___ Dataset excerpts
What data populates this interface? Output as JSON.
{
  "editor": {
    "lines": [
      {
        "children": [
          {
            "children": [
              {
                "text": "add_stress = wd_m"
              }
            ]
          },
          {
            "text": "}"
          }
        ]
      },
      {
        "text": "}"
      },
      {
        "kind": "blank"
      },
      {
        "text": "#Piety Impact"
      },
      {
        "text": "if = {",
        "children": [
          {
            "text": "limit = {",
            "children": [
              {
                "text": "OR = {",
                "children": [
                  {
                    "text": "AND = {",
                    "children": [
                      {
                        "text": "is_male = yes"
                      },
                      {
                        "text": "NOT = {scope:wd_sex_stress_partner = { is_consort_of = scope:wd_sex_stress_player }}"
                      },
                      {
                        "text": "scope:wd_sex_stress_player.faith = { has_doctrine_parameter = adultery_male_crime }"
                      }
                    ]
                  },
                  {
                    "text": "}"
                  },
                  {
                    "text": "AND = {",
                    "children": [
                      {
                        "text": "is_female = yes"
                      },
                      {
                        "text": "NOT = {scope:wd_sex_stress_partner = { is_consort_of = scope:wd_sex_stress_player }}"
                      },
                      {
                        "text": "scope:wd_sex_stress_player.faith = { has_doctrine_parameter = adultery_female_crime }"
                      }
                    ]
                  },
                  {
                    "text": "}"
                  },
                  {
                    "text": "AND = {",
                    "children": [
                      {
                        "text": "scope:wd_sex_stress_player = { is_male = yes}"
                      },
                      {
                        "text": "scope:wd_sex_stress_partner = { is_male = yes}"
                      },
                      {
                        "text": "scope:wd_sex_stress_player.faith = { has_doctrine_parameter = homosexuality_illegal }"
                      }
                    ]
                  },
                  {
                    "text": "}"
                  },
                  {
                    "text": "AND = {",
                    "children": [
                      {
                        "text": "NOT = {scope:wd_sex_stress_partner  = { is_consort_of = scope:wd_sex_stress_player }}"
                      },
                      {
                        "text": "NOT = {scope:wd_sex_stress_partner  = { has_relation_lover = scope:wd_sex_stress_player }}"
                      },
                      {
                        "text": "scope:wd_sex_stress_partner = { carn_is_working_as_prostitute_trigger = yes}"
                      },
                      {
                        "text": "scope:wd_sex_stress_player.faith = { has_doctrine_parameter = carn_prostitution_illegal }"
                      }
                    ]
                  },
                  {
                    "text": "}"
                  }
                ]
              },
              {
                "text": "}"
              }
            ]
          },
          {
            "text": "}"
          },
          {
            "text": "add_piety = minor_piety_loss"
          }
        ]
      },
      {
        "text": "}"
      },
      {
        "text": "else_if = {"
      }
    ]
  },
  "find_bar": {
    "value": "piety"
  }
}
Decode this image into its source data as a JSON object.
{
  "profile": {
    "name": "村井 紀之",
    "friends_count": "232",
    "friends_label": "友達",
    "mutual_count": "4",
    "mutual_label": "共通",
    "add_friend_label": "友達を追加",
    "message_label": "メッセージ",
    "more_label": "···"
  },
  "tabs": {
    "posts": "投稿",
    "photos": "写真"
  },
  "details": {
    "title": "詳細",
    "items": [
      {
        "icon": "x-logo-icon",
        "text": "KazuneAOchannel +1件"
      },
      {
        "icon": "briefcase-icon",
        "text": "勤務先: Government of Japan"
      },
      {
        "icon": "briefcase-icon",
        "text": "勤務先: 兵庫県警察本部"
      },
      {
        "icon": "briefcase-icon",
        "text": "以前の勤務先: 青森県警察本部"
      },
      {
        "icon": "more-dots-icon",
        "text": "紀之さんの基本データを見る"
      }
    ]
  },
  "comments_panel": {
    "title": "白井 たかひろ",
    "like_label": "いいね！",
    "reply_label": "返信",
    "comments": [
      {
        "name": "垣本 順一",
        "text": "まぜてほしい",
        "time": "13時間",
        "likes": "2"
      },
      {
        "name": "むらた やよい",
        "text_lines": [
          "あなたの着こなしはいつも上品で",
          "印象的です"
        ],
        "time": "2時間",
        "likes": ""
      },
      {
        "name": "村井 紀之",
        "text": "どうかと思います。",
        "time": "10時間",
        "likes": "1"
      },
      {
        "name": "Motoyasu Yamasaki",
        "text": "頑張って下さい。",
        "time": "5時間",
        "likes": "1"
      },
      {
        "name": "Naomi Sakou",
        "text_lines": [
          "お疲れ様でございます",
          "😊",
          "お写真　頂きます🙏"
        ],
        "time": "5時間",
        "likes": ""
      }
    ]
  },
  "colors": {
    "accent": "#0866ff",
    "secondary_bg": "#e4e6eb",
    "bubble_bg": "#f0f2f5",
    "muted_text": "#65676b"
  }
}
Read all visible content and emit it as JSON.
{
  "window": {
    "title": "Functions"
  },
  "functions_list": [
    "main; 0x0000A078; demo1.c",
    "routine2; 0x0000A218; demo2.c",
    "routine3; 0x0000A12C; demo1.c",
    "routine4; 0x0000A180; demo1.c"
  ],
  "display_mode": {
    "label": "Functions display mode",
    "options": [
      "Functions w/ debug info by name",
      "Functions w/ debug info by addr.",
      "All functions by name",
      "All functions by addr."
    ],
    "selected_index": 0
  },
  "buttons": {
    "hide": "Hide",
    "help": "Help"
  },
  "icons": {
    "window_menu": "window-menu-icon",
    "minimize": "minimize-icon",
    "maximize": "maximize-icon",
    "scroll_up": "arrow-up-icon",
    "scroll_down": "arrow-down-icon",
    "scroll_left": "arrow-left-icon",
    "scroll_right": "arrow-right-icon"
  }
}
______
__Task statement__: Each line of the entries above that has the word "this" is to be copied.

__Finished exercise__:
What data populates this interface? Output as JSON.
Decode this image into its source data as a JSON object.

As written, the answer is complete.